§ Problem
Read the entries below and pull out each line with the string "datasource".

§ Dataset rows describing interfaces
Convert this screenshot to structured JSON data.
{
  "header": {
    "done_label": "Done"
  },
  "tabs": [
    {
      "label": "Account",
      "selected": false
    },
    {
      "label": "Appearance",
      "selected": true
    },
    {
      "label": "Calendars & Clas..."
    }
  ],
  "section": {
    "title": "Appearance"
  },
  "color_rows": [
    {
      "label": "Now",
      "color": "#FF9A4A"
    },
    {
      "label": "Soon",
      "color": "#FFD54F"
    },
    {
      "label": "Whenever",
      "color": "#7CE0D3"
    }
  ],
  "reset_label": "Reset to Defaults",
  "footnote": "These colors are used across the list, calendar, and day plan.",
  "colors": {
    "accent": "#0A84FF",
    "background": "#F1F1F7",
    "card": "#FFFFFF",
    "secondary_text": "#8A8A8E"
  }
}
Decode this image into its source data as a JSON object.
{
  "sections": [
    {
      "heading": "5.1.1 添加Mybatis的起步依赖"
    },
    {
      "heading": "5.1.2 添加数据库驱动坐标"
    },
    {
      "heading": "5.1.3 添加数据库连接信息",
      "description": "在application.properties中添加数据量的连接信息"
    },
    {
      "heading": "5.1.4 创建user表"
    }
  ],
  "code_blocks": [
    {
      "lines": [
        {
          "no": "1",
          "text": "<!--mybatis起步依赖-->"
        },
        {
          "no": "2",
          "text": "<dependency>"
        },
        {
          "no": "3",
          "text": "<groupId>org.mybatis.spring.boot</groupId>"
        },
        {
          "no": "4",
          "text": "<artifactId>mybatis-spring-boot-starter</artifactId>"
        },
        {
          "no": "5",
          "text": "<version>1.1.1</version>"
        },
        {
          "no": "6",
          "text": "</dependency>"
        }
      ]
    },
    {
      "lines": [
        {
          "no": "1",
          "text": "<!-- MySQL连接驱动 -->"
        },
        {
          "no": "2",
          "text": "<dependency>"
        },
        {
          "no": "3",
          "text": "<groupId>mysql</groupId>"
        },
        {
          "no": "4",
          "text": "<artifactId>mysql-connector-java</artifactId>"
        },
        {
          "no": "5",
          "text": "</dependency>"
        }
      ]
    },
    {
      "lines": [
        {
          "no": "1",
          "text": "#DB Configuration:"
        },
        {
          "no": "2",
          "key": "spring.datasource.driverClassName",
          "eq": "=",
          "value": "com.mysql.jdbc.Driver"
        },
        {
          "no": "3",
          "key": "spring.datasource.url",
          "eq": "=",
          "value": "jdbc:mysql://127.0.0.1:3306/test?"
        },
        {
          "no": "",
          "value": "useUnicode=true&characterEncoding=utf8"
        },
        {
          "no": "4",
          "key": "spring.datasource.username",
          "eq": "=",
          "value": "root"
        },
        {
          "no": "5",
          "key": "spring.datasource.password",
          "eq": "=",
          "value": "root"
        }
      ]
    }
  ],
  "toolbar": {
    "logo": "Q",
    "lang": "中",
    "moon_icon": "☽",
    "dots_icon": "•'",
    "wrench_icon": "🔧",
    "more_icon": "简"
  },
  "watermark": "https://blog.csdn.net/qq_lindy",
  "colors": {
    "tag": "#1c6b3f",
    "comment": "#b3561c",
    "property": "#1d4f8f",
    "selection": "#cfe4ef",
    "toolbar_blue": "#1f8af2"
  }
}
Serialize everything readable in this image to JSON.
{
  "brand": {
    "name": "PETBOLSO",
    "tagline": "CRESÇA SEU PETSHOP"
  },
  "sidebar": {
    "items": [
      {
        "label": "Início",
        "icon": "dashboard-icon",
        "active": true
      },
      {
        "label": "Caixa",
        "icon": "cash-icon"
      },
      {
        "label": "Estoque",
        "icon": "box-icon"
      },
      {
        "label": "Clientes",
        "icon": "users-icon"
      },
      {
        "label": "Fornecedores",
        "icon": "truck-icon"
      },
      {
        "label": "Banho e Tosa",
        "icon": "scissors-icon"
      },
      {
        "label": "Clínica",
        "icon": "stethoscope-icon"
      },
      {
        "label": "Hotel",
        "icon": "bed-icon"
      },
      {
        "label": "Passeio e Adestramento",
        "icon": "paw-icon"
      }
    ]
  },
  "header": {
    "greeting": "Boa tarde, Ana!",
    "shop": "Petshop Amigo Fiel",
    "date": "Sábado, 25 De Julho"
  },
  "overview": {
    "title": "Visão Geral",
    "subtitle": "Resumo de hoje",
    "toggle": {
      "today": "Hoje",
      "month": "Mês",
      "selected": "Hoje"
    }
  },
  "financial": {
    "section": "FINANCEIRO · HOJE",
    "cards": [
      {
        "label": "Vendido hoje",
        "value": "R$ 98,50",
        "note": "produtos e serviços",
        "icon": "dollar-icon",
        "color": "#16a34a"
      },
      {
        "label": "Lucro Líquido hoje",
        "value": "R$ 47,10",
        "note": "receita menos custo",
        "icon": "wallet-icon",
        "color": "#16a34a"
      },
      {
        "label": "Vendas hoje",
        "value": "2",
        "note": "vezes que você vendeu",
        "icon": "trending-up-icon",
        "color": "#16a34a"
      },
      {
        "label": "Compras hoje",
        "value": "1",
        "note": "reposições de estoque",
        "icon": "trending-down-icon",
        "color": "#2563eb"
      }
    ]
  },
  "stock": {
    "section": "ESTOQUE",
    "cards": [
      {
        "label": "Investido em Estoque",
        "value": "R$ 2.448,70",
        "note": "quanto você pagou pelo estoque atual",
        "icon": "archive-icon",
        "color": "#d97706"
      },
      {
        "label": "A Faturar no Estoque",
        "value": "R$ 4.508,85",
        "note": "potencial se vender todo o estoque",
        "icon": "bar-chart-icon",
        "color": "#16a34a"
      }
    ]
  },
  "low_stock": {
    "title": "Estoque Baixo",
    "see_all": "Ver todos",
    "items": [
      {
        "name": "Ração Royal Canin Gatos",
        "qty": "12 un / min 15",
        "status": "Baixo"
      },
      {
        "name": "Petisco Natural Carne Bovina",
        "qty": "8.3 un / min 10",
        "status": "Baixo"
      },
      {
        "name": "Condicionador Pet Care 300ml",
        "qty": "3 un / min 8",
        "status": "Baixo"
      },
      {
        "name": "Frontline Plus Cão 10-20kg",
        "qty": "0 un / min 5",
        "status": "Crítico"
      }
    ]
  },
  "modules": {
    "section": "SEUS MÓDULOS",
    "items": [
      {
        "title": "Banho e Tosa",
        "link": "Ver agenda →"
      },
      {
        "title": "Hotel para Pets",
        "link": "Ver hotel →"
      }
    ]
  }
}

§ Response for this exercise
          "key": "spring.datasource.driverClassName",
          "key": "spring.datasource.url",
          "key": "spring.datasource.username",
          "key": "spring.datasource.password",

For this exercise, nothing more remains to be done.